Houses of Benedictine monks: The priory of Lynn

Pages 328-329

A History of the County of Norfolk: Volume 2. Originally published by Victoria County History, London, 1906.

This free content was digitised by double rekeying. All rights reserved.


In this section


Bishop Herbert of Norwich, about the year 1100, founded the noble parish church of St. Margaret's, Lynn, and attached to it a priory of monks, dedicating the house in honour of St. Mary Magdalen, St. Margaret, and all virgin saints. He richly endowed it with churches, lands, rents, and men, and granted the priory a market on Saturdays, and a fair at the feast of St. Margaret; but he made the priory of Lynn and all its possessions subordinate to the great diocesan priory of the Holy Trinity, Norwich.

The prior of Lynn, though an important person in the local affairs of Lynn, was appointed solely by the prior and convent of Norwich and was removable at pleasure. He was responsible to Norwich for all rents and profits that he received, so that all donations and grants to the priory of Lynn were practically made to Norwich and need not be recapitulated in this brief outline sketch.

The taxation of 1291 gives the annual value of the temporalities as £8 0s. 4d. In the Valor of 1535 this cell was valued under Norwich Priory; the spiritualities were returned at £11 8s. 11d. and the temporalities at £14 0s. 6½d.

A roll of accounts from Michaelmas, 1438, to Michaelmas, 1439, delivered to the prior of Norwich, shows that the receipts in that year amounted to £190 7s. 1¼d., whilst the expenditure was £196 8s. But the receipts fell off materially towards the close of its existence.

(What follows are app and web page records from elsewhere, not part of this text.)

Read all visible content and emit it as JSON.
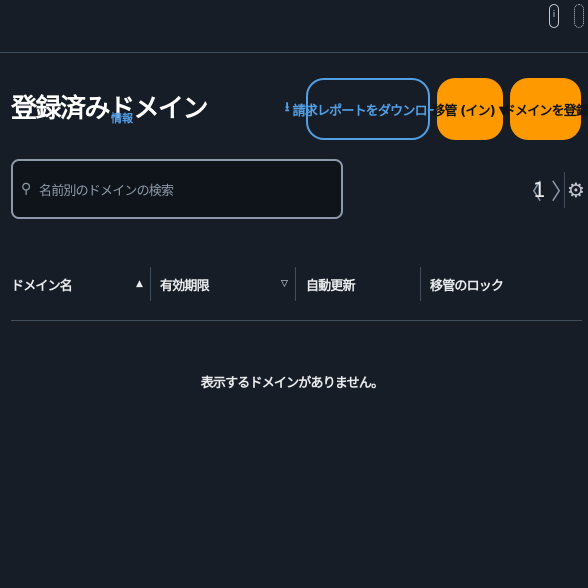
{
  "header": {
    "info_icon": "info-circle-icon",
    "gear_icon": "gear-icon"
  },
  "page": {
    "title": "登録済みドメイン",
    "info_link": "情報"
  },
  "actions": {
    "download_label": "請求レポートをダウンロード",
    "download_icon": "download-icon",
    "transfer_label": "移管 (イン) ▼",
    "register_label": "ドメインを登録"
  },
  "search": {
    "placeholder": "名前別のドメインの検索",
    "icon": "search-icon"
  },
  "pagination": {
    "prev": "〈",
    "current_page": "1",
    "next": "〉",
    "settings_icon": "settings-icon"
  },
  "table": {
    "columns": [
      "ドメイン名",
      "有効期限",
      "自動更新",
      "移管のロック"
    ],
    "sort_asc": "▲",
    "sort_desc": "▽",
    "empty_message": "表示するドメインがありません。"
  }
}
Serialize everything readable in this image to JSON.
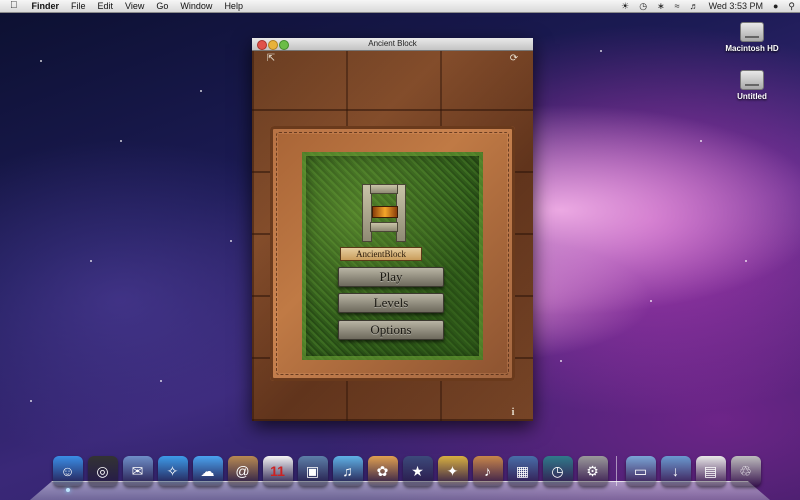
{
  "menubar": {
    "app_name": "Finder",
    "items": [
      "File",
      "Edit",
      "View",
      "Go",
      "Window",
      "Help"
    ],
    "clock": "Wed 3:53 PM"
  },
  "desktop_icons": [
    {
      "label": "Macintosh HD",
      "icon": "hard-drive-icon"
    },
    {
      "label": "Untitled",
      "icon": "hard-drive-icon"
    }
  ],
  "window": {
    "title": "Ancient Block",
    "game": {
      "logo_text": "AncientBlock",
      "buttons": [
        "Play",
        "Levels",
        "Options"
      ],
      "info_label": "i"
    }
  },
  "dock": {
    "apps": [
      {
        "name": "Finder",
        "icon": "finder-icon",
        "color": "#3a8ee6",
        "running": true
      },
      {
        "name": "Dashboard",
        "icon": "dashboard-icon",
        "color": "#333333",
        "running": false
      },
      {
        "name": "Mail",
        "icon": "mail-icon",
        "color": "#6f8fc8",
        "running": false
      },
      {
        "name": "Safari",
        "icon": "safari-icon",
        "color": "#3d9be9",
        "running": false
      },
      {
        "name": "iChat",
        "icon": "ichat-icon",
        "color": "#4aa3f0",
        "running": false
      },
      {
        "name": "Address Book",
        "icon": "address-book-icon",
        "color": "#b98a52",
        "running": false
      },
      {
        "name": "iCal",
        "icon": "ical-icon",
        "color": "#f4f4f4",
        "running": false
      },
      {
        "name": "Preview",
        "icon": "preview-icon",
        "color": "#5d7fa8",
        "running": false
      },
      {
        "name": "iTunes",
        "icon": "itunes-icon",
        "color": "#5fb2e6",
        "running": false
      },
      {
        "name": "iPhoto",
        "icon": "iphoto-icon",
        "color": "#e0a050",
        "running": false
      },
      {
        "name": "iMovie",
        "icon": "imovie-icon",
        "color": "#3c4a7a",
        "running": false
      },
      {
        "name": "iWeb",
        "icon": "iweb-icon",
        "color": "#d8b040",
        "running": false
      },
      {
        "name": "GarageBand",
        "icon": "garageband-icon",
        "color": "#c8864a",
        "running": false
      },
      {
        "name": "Spaces",
        "icon": "spaces-icon",
        "color": "#486ea8",
        "running": false
      },
      {
        "name": "Time Machine",
        "icon": "time-machine-icon",
        "color": "#2f7a8a",
        "running": false
      },
      {
        "name": "System Preferences",
        "icon": "system-preferences-icon",
        "color": "#9a9a9a",
        "running": false
      }
    ],
    "stacks": [
      {
        "name": "Applications",
        "icon": "applications-folder-icon",
        "color": "#7aa6d6"
      },
      {
        "name": "Downloads",
        "icon": "downloads-folder-icon",
        "color": "#6a9ad0"
      },
      {
        "name": "Documents",
        "icon": "documents-stack-icon",
        "color": "#e8e8e8"
      },
      {
        "name": "Trash",
        "icon": "trash-icon",
        "color": "#bdbdbd"
      }
    ]
  }
}
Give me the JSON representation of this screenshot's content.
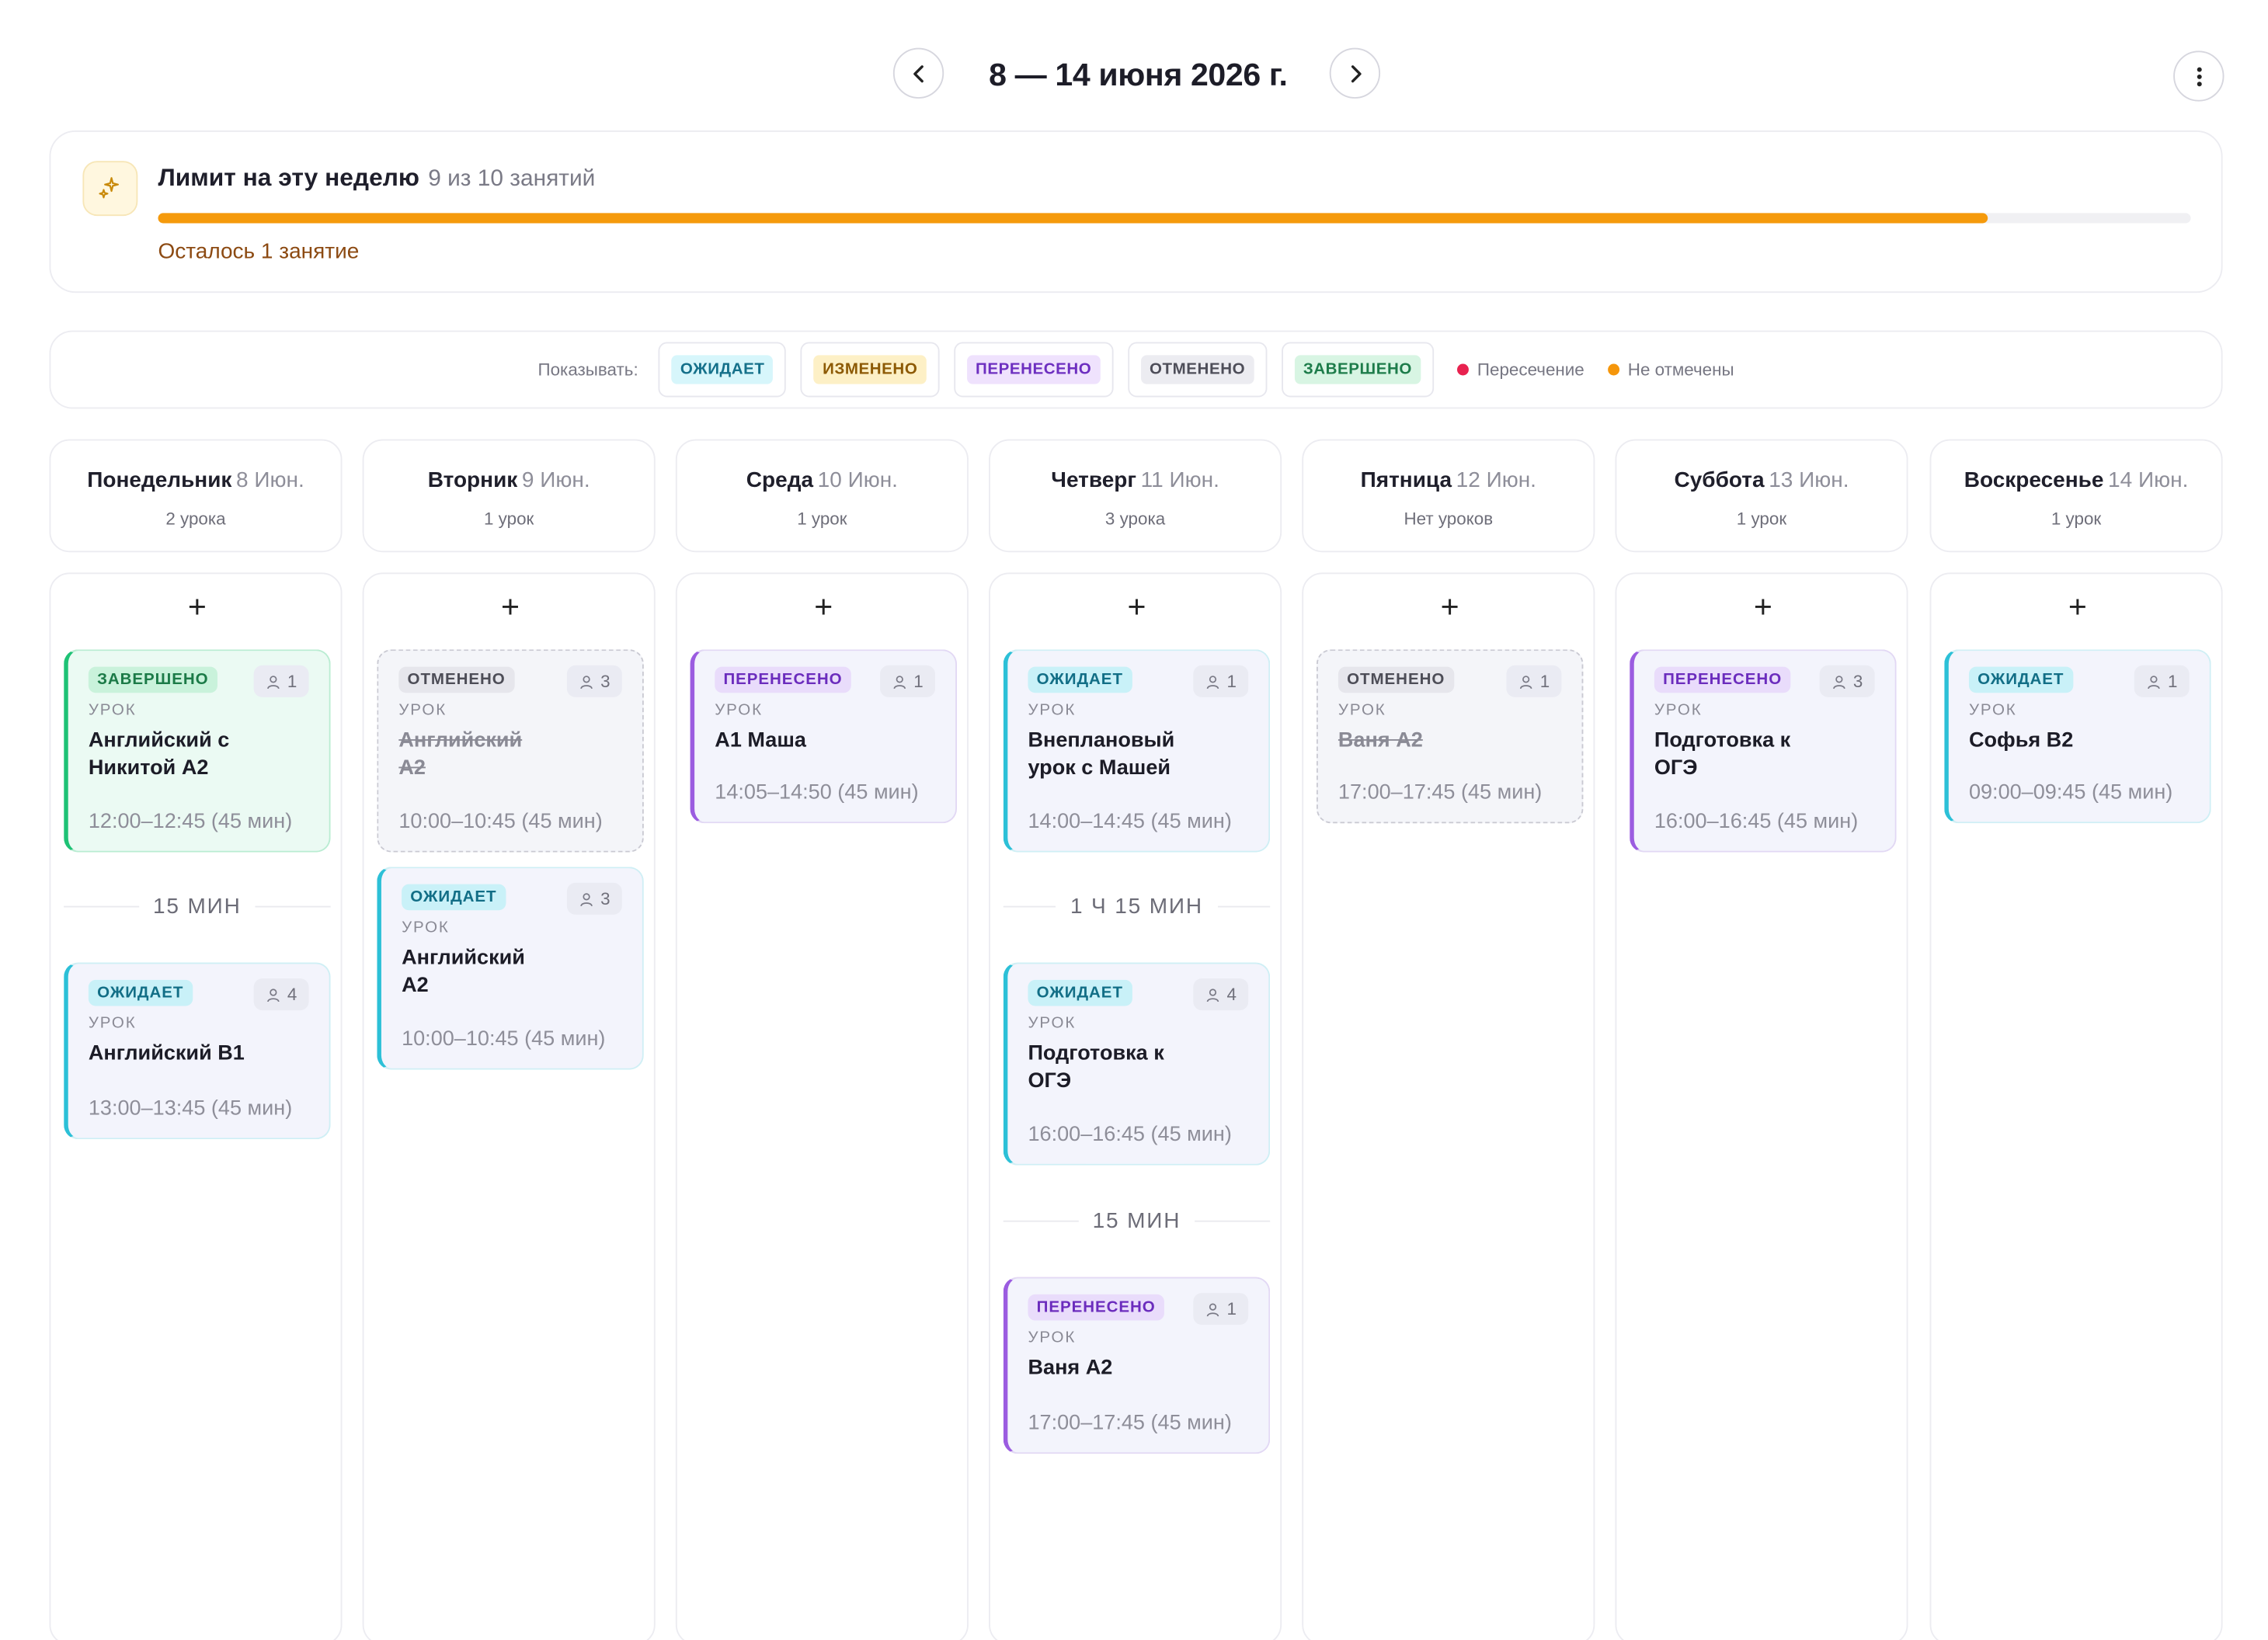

The account roll of Prior Edmund Norwich for 1535-6 shows that the receipts were then only £78 5s. 8d. The oblations in St. Margaret's Church, which had amounted to £44 a hundred years earlier, then only reached the sum of £14 5s. 4d. Not only did the pension due to the prior of Norwich remain unpaid, but the cell of Lynn was clearly a considerable burden to the mother priory, for its expenses for that year amounted to £115 11s. 3½d.

Legh and Ap Rice, Cromwell's visitors, were here towards the end of 1535; they reported that all of the house save two desired to be dispensed; two of the number are supposed to have confessed incontinency to the visitors. (fn. 2)

This priory at the dissolution became part of the endowment of the dean and chapter of Norwich, and Prior Drake was made prebend of the fourth stall.

Among the account rolls in the treasury of Norwich Cathedral are annual returns from the priory cell of Lynn for 1331, 1371, 1373,1381 to 1407, and a fair number from Henry VI to the dissolution. Invalid monks or those needing change were sent from time to time, both to this cell and to that of Yarmouth, for a summer outing. The roll for 1407 contains a charge of 51s. 10½d. for a conveyance of monks (in cariagio monachorum) with gifts given them.

George Elingham, prior of Lynn, attended the episcopal visitation of Norwich Priory in 1514. He was examined as to the state of the mother house, but naturally said he knew but little as he was so seldom present. (fn. 3)

Priors of Lynn (fn. 4)

William, c. 1200

Adam de Schipdam, c. 1280

John de Bromholm, 1309

John de Stratton, 1325

William Ralflede Markham, 1378

Alexander, 1381

John de Carleton and Walter Ormesby, 1397

Richard de Folsham, 1398

John Elys, 1483

John de Dereham, 1483

Thomas Heveringham, 1487

John Fornsett, 1487

Nicholas Bardney, 1489

George Elingham, 1509

Edmund Norwich, 1535


  • 1. Blomefield, viii, 494-500; Dugdale, Mon. vi, 462-3; Taylor, Index Monasticus, 5; Beloe, Our Borough, Our Churches (1899), passim.
  • 2. L. and P. Hen. VIII, x, 364.
  • 3. Jessopp, Norw. Visit. 73.
  • 4. Blomefield, Hist, of Norf.